Poets are known for the clarity of their understanding of what it means to be human. They, too, often live at the boundaries of “normalcy.”

In this symposium four Berkshire poets will share reflections on this interface, both as poets and individuals who have worked in the mental health or medical fields. Topics to be explored: does poetry help understand the relation between mental health and illness; specific poems that clarify mental health issues; the role of poetry in psychotherapy, mindfulness, and mental health; insights from these poet’s writing practices. The poets will also be reading from their works.

Owen Lewis, a practicing psychiatrist, faculty of the Department of Medical Humanities and Ethics, Vagelos Columbia College of Physicians and Surgeons. He is the author of three volumes of poetry (Field Light, Marriage Map, Sometimes Full of Daylight). Among his awards, he received the Hippocrates Prize for Poetry and Medicine and the Jean Pedrick Chapbook Prize from the New England Poetry Club. He lives in Stockbridge.

Richard Berlin, a practicing psychiatry, faculty of the Univ of Mass. Medical School. He is the author of four volumes of poetry (Secret Wounds, How JFK Killed My Father, Practice, and Freud on My Couch) as well as Poets on Prozac: Mental Illness, Treatment, and the Creative Process. He received the Pearl Poetry prize and the John Ciardi Poetry Prize. He lives in Richmond.

Hannah Fries is the author of the poetry collection Little Terrarium. Her second book, Forest Bathing Retreat (soon coming out in a new edition titled Being with Trees), explores the intersection of mindfulness and connection to the natural world through meditations and a selection of poems and readings. She is an acquisitions editor for Storey Publishing and lives in Sandisfield with her family.

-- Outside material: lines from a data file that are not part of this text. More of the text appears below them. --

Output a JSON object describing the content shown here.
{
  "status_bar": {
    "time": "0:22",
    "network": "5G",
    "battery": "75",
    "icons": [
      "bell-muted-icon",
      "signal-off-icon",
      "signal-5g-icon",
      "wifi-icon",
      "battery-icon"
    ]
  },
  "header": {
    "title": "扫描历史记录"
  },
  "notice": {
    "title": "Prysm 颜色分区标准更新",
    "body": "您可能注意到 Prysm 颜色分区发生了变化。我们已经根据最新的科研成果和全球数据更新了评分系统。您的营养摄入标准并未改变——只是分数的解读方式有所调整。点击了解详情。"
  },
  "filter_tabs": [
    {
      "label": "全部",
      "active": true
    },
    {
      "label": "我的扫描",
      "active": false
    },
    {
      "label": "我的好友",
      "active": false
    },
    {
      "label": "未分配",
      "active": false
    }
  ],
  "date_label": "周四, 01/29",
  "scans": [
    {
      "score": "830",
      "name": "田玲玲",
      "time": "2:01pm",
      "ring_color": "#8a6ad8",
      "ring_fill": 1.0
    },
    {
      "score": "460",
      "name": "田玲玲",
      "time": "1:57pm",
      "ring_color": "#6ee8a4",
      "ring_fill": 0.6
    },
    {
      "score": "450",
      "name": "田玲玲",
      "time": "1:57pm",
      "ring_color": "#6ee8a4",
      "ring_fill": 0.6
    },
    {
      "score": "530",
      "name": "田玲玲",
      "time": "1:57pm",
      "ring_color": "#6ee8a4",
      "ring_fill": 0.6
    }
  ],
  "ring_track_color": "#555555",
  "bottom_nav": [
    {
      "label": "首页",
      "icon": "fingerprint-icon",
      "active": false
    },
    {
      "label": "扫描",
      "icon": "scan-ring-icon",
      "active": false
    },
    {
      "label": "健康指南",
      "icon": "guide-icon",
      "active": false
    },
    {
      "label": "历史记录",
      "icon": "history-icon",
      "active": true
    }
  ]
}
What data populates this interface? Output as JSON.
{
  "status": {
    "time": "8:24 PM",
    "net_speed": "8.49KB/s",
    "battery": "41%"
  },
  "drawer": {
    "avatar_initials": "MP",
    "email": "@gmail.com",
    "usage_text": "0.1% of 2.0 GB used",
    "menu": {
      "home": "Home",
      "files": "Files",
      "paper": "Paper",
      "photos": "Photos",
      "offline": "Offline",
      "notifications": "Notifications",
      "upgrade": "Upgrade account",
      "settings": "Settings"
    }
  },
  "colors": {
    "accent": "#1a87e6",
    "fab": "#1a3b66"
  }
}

Patty Crane authored the poetry collections Bell I Wake To and something flown, as well as Bright Scythe, her translations of Swedish Nobel laureate, psychologist and poet Tomas Tranströmer. Her work has been supported by MacDowell fellowships, and she holds an MFA from Vermont College of Fine Arts. Patty worked for decades as a registered nurse, and currently heads a community-building non-profit. She lives in Windsor.

Kate Daniels is the author of six collections of poetry, and Professor of English Emerita at Vanderbilt University in Nashville. She has a particular interest in connections between psychoanalysis and poetry, and teaches writing in the New Directions program of the Washington-Baltimore Center for Psychoanalysis. Her prose work, Slow Fuse of the Possible: A Memoir of Poetry and Psychoanalysis, was published earlier this month. She is on the editorial board of ROOM: A Sketchbook for Analytic Action.